---- DATA SECTION

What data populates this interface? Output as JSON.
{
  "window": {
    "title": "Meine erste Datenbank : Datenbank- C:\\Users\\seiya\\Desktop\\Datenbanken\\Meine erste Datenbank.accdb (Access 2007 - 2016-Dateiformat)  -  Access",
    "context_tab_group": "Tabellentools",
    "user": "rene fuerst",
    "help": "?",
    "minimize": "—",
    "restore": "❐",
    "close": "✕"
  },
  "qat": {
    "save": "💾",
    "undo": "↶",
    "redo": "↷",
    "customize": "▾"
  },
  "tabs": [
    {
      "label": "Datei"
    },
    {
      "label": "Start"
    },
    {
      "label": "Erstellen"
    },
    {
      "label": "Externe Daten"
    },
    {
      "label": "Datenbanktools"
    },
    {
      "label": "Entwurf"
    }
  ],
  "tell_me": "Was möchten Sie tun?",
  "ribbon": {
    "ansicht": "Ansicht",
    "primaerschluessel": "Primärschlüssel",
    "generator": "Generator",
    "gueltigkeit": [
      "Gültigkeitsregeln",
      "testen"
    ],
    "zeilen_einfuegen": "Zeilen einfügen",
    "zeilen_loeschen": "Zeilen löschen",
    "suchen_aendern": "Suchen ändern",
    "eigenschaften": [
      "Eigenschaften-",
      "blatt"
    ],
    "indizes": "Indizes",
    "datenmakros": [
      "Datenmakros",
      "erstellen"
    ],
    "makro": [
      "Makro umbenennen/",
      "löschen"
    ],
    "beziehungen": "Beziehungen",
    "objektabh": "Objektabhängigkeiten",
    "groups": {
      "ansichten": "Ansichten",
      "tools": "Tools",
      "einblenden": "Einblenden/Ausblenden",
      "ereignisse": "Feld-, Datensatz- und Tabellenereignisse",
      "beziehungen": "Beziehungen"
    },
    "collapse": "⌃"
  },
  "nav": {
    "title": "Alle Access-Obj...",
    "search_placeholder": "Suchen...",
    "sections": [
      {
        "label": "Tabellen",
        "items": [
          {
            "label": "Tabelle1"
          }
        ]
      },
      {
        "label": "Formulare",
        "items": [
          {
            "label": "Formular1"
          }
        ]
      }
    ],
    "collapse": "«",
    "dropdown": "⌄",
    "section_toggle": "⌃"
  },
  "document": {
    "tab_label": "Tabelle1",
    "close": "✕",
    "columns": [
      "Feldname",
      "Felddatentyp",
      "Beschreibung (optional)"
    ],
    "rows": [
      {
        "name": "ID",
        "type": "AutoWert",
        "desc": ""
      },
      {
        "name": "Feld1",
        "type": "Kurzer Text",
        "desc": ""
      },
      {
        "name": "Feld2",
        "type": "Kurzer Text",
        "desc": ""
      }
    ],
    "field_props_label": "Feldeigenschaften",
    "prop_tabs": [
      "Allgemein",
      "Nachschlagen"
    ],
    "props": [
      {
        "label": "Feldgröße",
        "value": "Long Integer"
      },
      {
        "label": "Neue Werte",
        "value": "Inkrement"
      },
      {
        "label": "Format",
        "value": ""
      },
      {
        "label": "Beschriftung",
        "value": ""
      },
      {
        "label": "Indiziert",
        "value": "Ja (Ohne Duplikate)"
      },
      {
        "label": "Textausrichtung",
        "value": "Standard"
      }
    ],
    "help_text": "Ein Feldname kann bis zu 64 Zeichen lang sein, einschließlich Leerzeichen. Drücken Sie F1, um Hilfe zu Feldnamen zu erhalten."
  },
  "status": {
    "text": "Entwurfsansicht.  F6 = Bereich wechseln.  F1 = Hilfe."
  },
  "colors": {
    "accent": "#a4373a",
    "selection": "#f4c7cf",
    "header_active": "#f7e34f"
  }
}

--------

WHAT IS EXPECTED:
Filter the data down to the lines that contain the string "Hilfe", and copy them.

WORKED SOLUTION:
    "help_text": "Ein Feldname kann bis zu 64 Zeichen lang sein, einschließlich Leerzeichen. Drücken Sie F1, um Hilfe zu Feldnamen zu erhalten."
    "text": "Entwurfsansicht.  F6 = Bereich wechseln.  F1 = Hilfe."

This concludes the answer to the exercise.